With wheat harvest going on in many states, experts feel that the sudden rise in mercury is going to affect the late sown crops, putting a dent on the overall production of the food grain.delhi Updated: Apr 13, 2010 20:17 IST
With wheat harvest going on in many states, experts feel that the sudden rise in mercury is going to affect the late sown crops, putting a dent on the overall production of the food grain.
"The late crop of wheat, especially in Punjab, Haryana, Rajasthan and other areas with arid soil conditions, is going to be affected following high temperature," Haryana Agriculture University, Hissar, Vice Chancellor K S Khokhar told reporters on the sidelines of a Symposium in New Delhi.
He said about 20-25 per cent of area in Punjab, Haryana and Rajasthan constitutes of late sown wheat.
Echoing a similar view, Indian Agricultural Research Institute (IARI) Director H S Gupta said this will have marginal impact on the overall wheat production.
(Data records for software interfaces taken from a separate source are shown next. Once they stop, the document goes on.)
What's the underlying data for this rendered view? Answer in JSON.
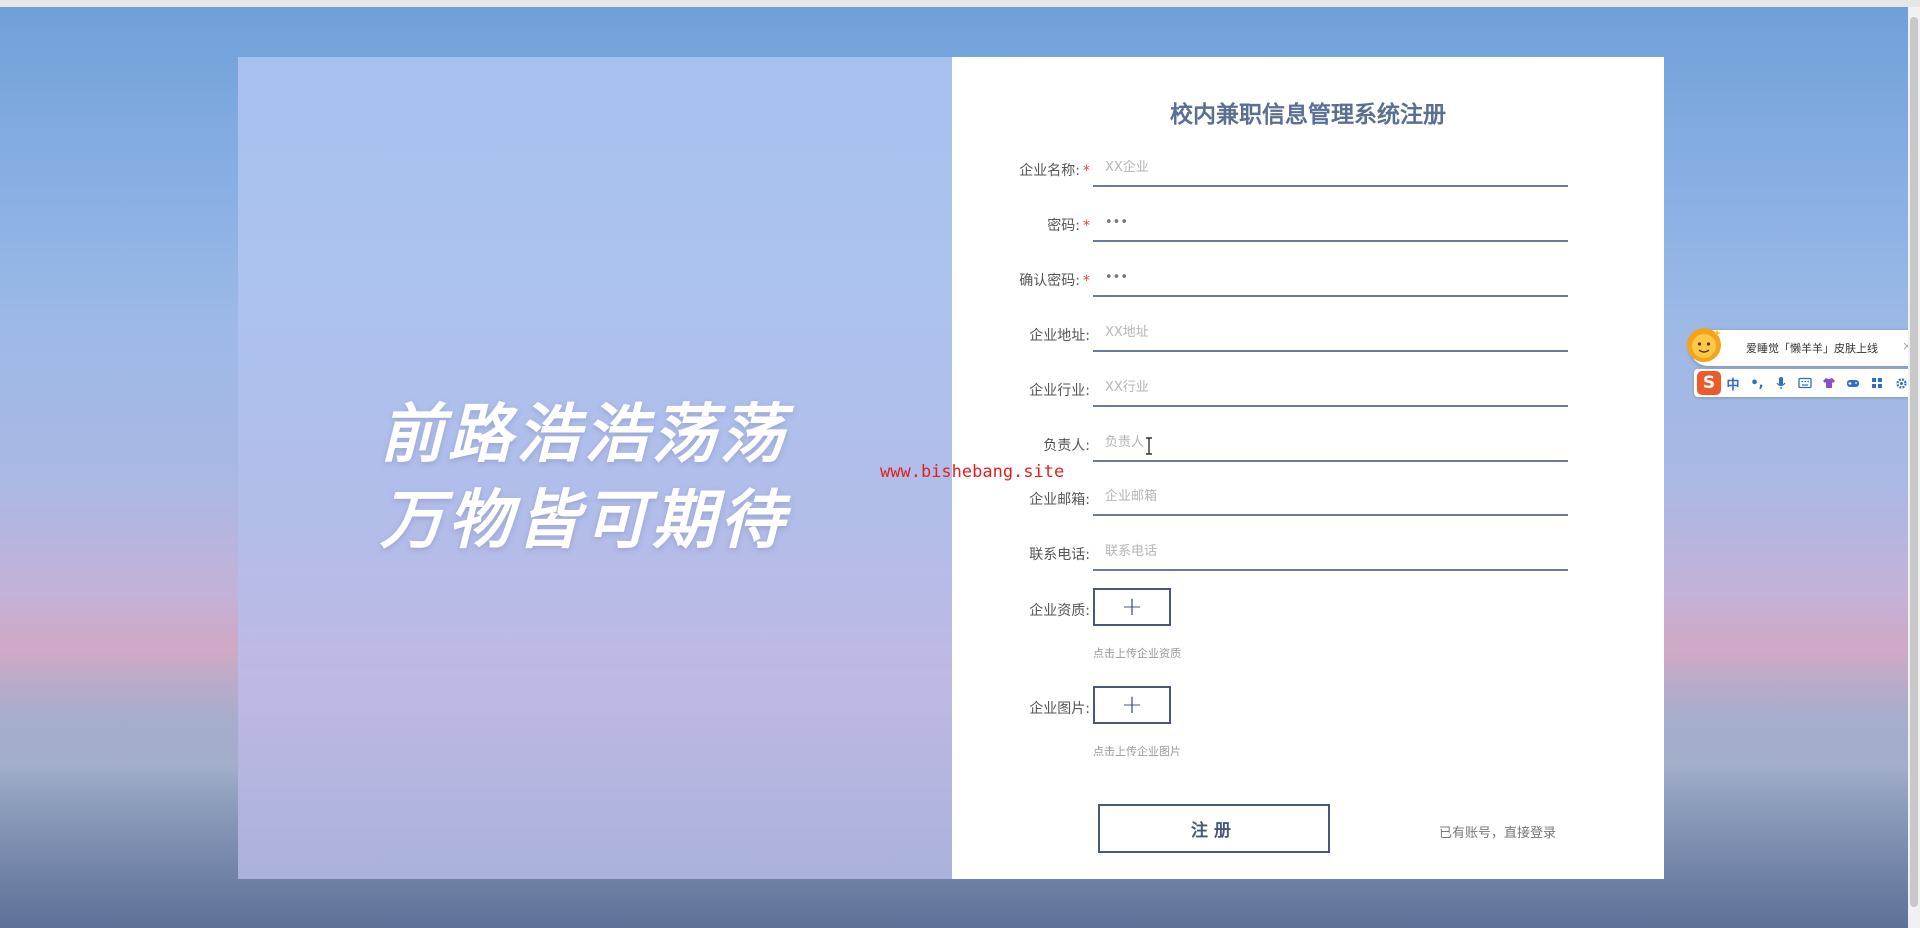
{
  "slogan": {
    "line1": "前路浩浩荡荡",
    "line2": "万物皆可期待"
  },
  "watermark": "www.bishebang.site",
  "form": {
    "title": "校内兼职信息管理系统注册",
    "required_mark": "*",
    "fields": [
      {
        "label": "企业名称:",
        "placeholder": "XX企业",
        "required": true
      },
      {
        "label": "密码:",
        "value": "•••",
        "required": true
      },
      {
        "label": "确认密码:",
        "value": "•••",
        "required": true
      },
      {
        "label": "企业地址:",
        "placeholder": "XX地址",
        "required": false
      },
      {
        "label": "企业行业:",
        "placeholder": "XX行业",
        "required": false
      },
      {
        "label": "负责人:",
        "placeholder": "负责人",
        "required": false
      },
      {
        "label": "企业邮箱:",
        "placeholder": "企业邮箱",
        "required": false
      },
      {
        "label": "联系电话:",
        "placeholder": "联系电话",
        "required": false
      }
    ],
    "uploads": [
      {
        "label": "企业资质:",
        "icon": "plus-icon",
        "hint": "点击上传企业资质"
      },
      {
        "label": "企业图片:",
        "icon": "plus-icon",
        "hint": "点击上传企业图片"
      }
    ],
    "register_button": "注册",
    "login_link": "已有账号，直接登录"
  },
  "ime": {
    "promo_text": "爱睡觉「懒羊羊」皮肤上线",
    "close": "×",
    "logo": "S",
    "mode": "中",
    "punct": "•,",
    "icons": [
      "microphone-icon",
      "keyboard-icon",
      "shirt-icon",
      "gamepad-icon",
      "grid-icon",
      "gear-icon"
    ]
  },
  "colors": {
    "accent": "#4a5877",
    "title": "#5b6f93",
    "required": "#e0463c",
    "watermark": "#e0211b"
  }
}
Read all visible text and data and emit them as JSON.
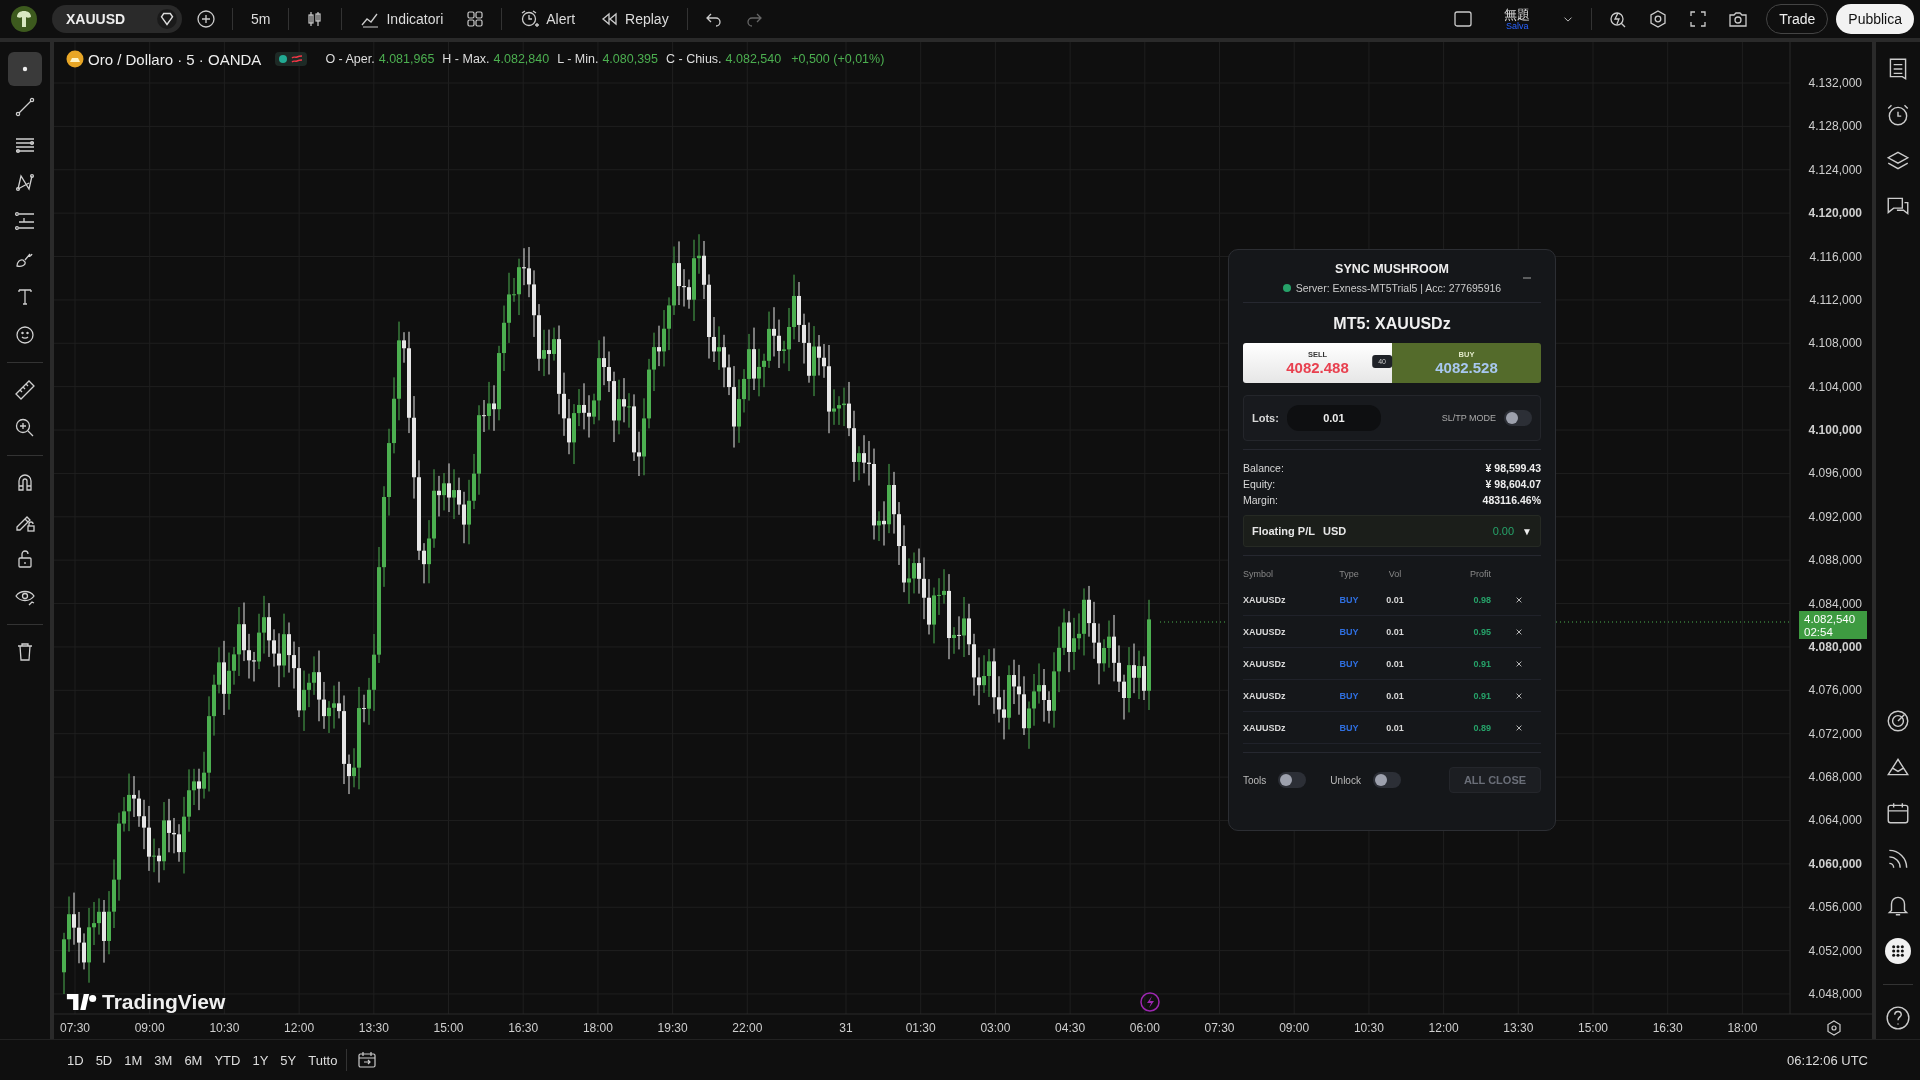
{
  "top_bar": {
    "symbol": "XAUUSD",
    "interval": "5m",
    "indicators": "Indicatori",
    "alert": "Alert",
    "replay": "Replay",
    "layout_name": "無題",
    "layout_status": "Salva",
    "trade": "Trade",
    "publish": "Pubblica"
  },
  "legend": {
    "title": "Oro / Dollaro · 5 · OANDA",
    "market_open": true,
    "values": [
      {
        "label": "O - Aper.",
        "value": "4.081,965"
      },
      {
        "label": "H - Max.",
        "value": "4.082,840"
      },
      {
        "label": "L - Min.",
        "value": "4.080,395"
      },
      {
        "label": "C - Chius.",
        "value": "4.082,540"
      }
    ],
    "change": "+0,500 (+0,01%)"
  },
  "left_toolbar": {
    "tool_groups": [
      [
        {
          "kind": "dot",
          "selected": true
        },
        {
          "kind": "trendline",
          "selected": false
        },
        {
          "kind": "fib",
          "selected": false
        },
        {
          "kind": "pattern",
          "selected": false
        },
        {
          "kind": "projection",
          "selected": false
        },
        {
          "kind": "brush",
          "selected": false
        },
        {
          "kind": "text",
          "selected": false
        },
        {
          "kind": "smiley",
          "selected": false
        }
      ],
      [
        {
          "kind": "ruler",
          "selected": false
        },
        {
          "kind": "zoom",
          "selected": false
        }
      ],
      [
        {
          "kind": "magnet",
          "selected": false
        },
        {
          "kind": "pencil-lock",
          "selected": false
        },
        {
          "kind": "lock",
          "selected": false
        },
        {
          "kind": "eye",
          "selected": false
        }
      ],
      [
        {
          "kind": "trash",
          "selected": false
        }
      ]
    ]
  },
  "price_axis": {
    "ticks": [
      "4.132,000",
      "4.128,000",
      "4.124,000",
      "4.120,000",
      "4.116,000",
      "4.112,000",
      "4.108,000",
      "4.104,000",
      "4.100,000",
      "4.096,000",
      "4.092,000",
      "4.088,000",
      "4.084,000",
      "4.080,000",
      "4.076,000",
      "4.072,000",
      "4.068,000",
      "4.064,000",
      "4.060,000",
      "4.056,000",
      "4.052,000",
      "4.048,000"
    ],
    "current_price": "4.082,540",
    "countdown": "02:54"
  },
  "time_axis": {
    "labels": [
      "07:30",
      "09:00",
      "10:30",
      "12:00",
      "13:30",
      "15:00",
      "16:30",
      "18:00",
      "19:30",
      "22:00",
      "31",
      "01:30",
      "03:00",
      "04:30",
      "06:00",
      "07:30",
      "09:00",
      "10:30",
      "12:00",
      "13:30",
      "15:00",
      "16:30",
      "18:00"
    ]
  },
  "chart_logo": "TradingView",
  "panel": {
    "title": "SYNC MUSHROOM",
    "connected": true,
    "server": "Server: Exness-MT5Trial5 | Acc: 277695916",
    "symbol_title": "MT5: XAUUSDz",
    "sell_label": "SELL",
    "sell_price": "4082.488",
    "spread": "40",
    "buy_label": "BUY",
    "buy_price": "4082.528",
    "lots_label": "Lots:",
    "lots": "0.01",
    "sltp_label": "SL/TP MODE",
    "sltp_on": false,
    "account": [
      {
        "label": "Balance:",
        "value": "¥ 98,599.43"
      },
      {
        "label": "Equity:",
        "value": "¥ 98,604.07"
      },
      {
        "label": "Margin:",
        "value": "483116.46%"
      }
    ],
    "floating_label": "Floating P/L",
    "floating_currency": "USD",
    "floating_value": "0.00",
    "floating_toggle": "▼",
    "columns": [
      "Symbol",
      "Type",
      "Vol",
      "Profit"
    ],
    "positions": [
      {
        "symbol": "XAUUSDz",
        "type": "BUY",
        "vol": "0.01",
        "profit": "0.98"
      },
      {
        "symbol": "XAUUSDz",
        "type": "BUY",
        "vol": "0.01",
        "profit": "0.95"
      },
      {
        "symbol": "XAUUSDz",
        "type": "BUY",
        "vol": "0.01",
        "profit": "0.91"
      },
      {
        "symbol": "XAUUSDz",
        "type": "BUY",
        "vol": "0.01",
        "profit": "0.91"
      },
      {
        "symbol": "XAUUSDz",
        "type": "BUY",
        "vol": "0.01",
        "profit": "0.89"
      }
    ],
    "tools_label": "Tools",
    "tools_on": false,
    "unlock_label": "Unlock",
    "unlock_on": false,
    "close_all": "ALL CLOSE",
    "close_all_disabled": true
  },
  "range_bar": {
    "ranges": [
      "1D",
      "5D",
      "1M",
      "3M",
      "6M",
      "YTD",
      "1Y",
      "5Y",
      "Tutto"
    ],
    "clock": "06:12:06 UTC"
  }
}
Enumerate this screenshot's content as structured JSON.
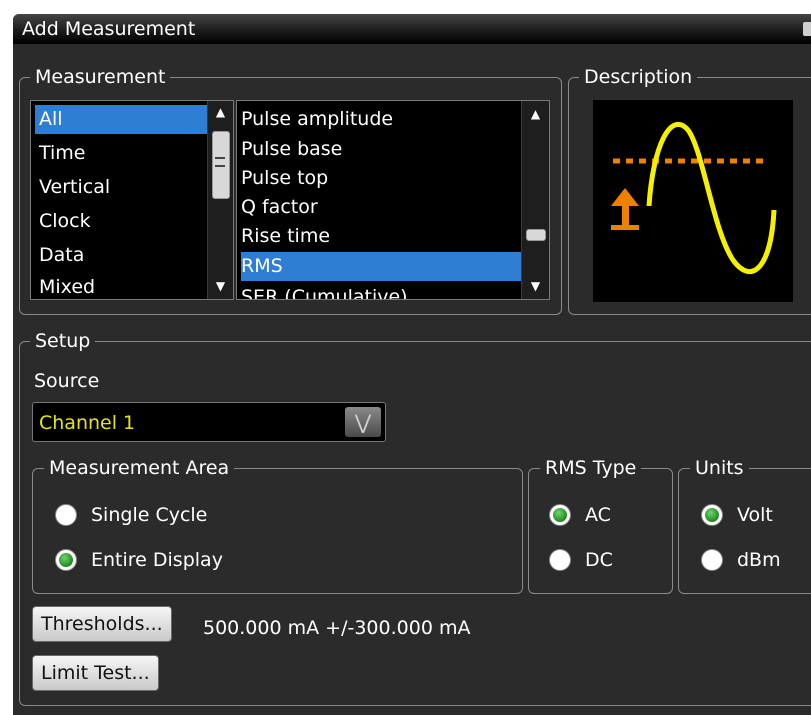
{
  "dialog": {
    "title": "Add Measurement"
  },
  "measurement": {
    "legend": "Measurement",
    "categories": [
      {
        "label": "All",
        "selected": true
      },
      {
        "label": "Time"
      },
      {
        "label": "Vertical"
      },
      {
        "label": "Clock"
      },
      {
        "label": "Data"
      },
      {
        "label": "Mixed"
      }
    ],
    "items": [
      {
        "label": "Pulse amplitude"
      },
      {
        "label": "Pulse base"
      },
      {
        "label": "Pulse top"
      },
      {
        "label": "Q factor"
      },
      {
        "label": "Rise time"
      },
      {
        "label": "RMS",
        "selected": true
      },
      {
        "label": "SER (Cumulative)"
      }
    ]
  },
  "description": {
    "legend": "Description",
    "colors": {
      "wave": "#f5f000",
      "threshold": "#f08000"
    }
  },
  "setup": {
    "legend": "Setup",
    "source_label": "Source",
    "source_value": "Channel 1",
    "measurement_area": {
      "legend": "Measurement Area",
      "options": [
        {
          "label": "Single Cycle",
          "checked": false
        },
        {
          "label": "Entire Display",
          "checked": true
        }
      ]
    },
    "rms_type": {
      "legend": "RMS Type",
      "options": [
        {
          "label": "AC",
          "checked": true
        },
        {
          "label": "DC",
          "checked": false
        }
      ]
    },
    "units": {
      "legend": "Units",
      "options": [
        {
          "label": "Volt",
          "checked": true
        },
        {
          "label": "dBm",
          "checked": false
        }
      ]
    },
    "thresholds_button": "Thresholds...",
    "thresholds_value": "500.000 mA +/-300.000 mA",
    "limit_test_button": "Limit Test..."
  },
  "colors": {
    "accent": "#2e7fd4",
    "source_text": "#e6e600",
    "panel": "#2b2b2b"
  }
}
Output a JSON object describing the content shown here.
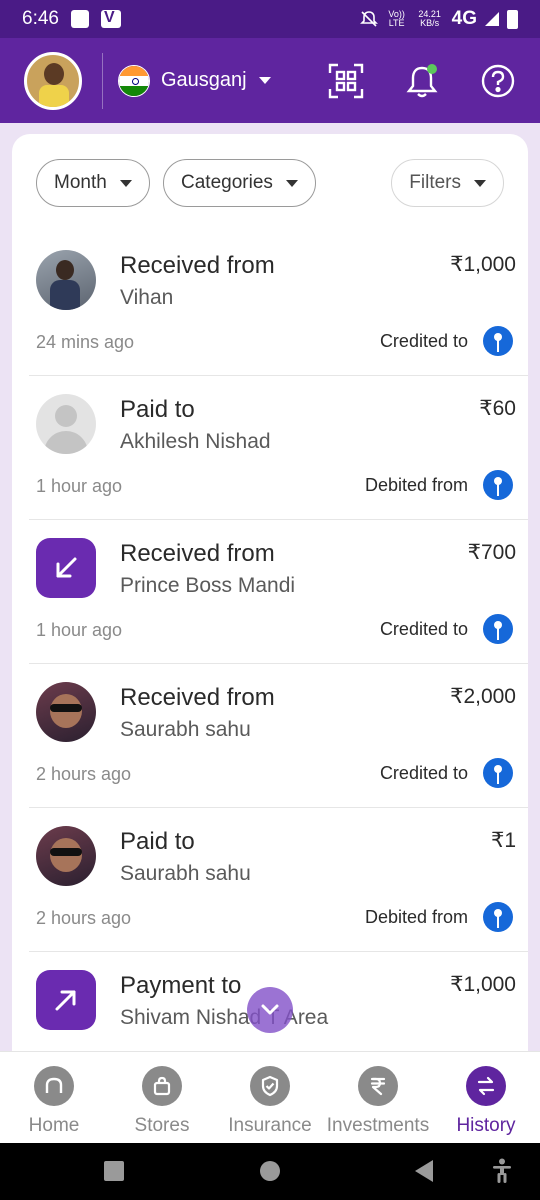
{
  "status_bar": {
    "time": "6:46",
    "volte": "Vo)) LTE",
    "speed": "24.21 KB/s",
    "network": "4G"
  },
  "header": {
    "location": "Gausganj",
    "icons": [
      "qr-code-icon",
      "bell-icon",
      "help-icon"
    ],
    "colors": {
      "header_bg": "#5f259f",
      "status_bg": "#4a1b86",
      "notification_dot": "#5cc85c"
    }
  },
  "filters": {
    "month": "Month",
    "categories": "Categories",
    "filters": "Filters"
  },
  "transactions": [
    {
      "type": "Received from",
      "name": "Vihan",
      "amount": "₹1,000",
      "time": "24 mins ago",
      "account": "Credited to",
      "avatar": "photo"
    },
    {
      "type": "Paid to",
      "name": "Akhilesh Nishad",
      "amount": "₹60",
      "time": "1 hour ago",
      "account": "Debited from",
      "avatar": "default"
    },
    {
      "type": "Received from",
      "name": "Prince Boss Mandi",
      "amount": "₹700",
      "time": "1 hour ago",
      "account": "Credited to",
      "avatar": "arrow-in-icon"
    },
    {
      "type": "Received from",
      "name": "Saurabh sahu",
      "amount": "₹2,000",
      "time": "2 hours ago",
      "account": "Credited to",
      "avatar": "photo"
    },
    {
      "type": "Paid to",
      "name": "Saurabh sahu",
      "amount": "₹1",
      "time": "2 hours ago",
      "account": "Debited from",
      "avatar": "photo"
    },
    {
      "type": "Payment to",
      "name": "Shivam Nishad T Area",
      "amount": "₹1,000",
      "time": "",
      "account": "",
      "avatar": "arrow-out-icon"
    }
  ],
  "bottom_nav": [
    {
      "label": "Home",
      "icon": "home-icon",
      "active": false
    },
    {
      "label": "Stores",
      "icon": "store-bag-icon",
      "active": false
    },
    {
      "label": "Insurance",
      "icon": "shield-check-icon",
      "active": false
    },
    {
      "label": "Investments",
      "icon": "rupee-icon",
      "active": false
    },
    {
      "label": "History",
      "icon": "swap-arrows-icon",
      "active": true
    }
  ]
}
"Some wheat growing areas in eastern region are also affected due to adverse weather condition," he added.
According to official estimates, the country's total wheat output will be 80.28 million tonne this year. But the Agriculture Ministry expects the harvest to reach 82 million tonnes.
Wheat, which is sown during October-December period, is harvested from April till June.
A senior official of Punjab Agriculture Department told PTI that the high temperature will definitely impact the wheat crop, but the actual estimate would become clear in a week's time when the arrival picks up.
Punjab was hoping for 160 lakh tonne of wheat output on the back of favourable weather conditions in winter season.
"If the winter would have prolonged for couple of days in March, we would have crossed 160 lakh tonne mark. But now because of the rising temperature in March, we are likely to achieve crop output of 155 lakh tonne," he said.
"Besides rising temperature, the insufficient supply of water through canal system for irrigation is another reason which will make a dent on crop in these areas," said an expert.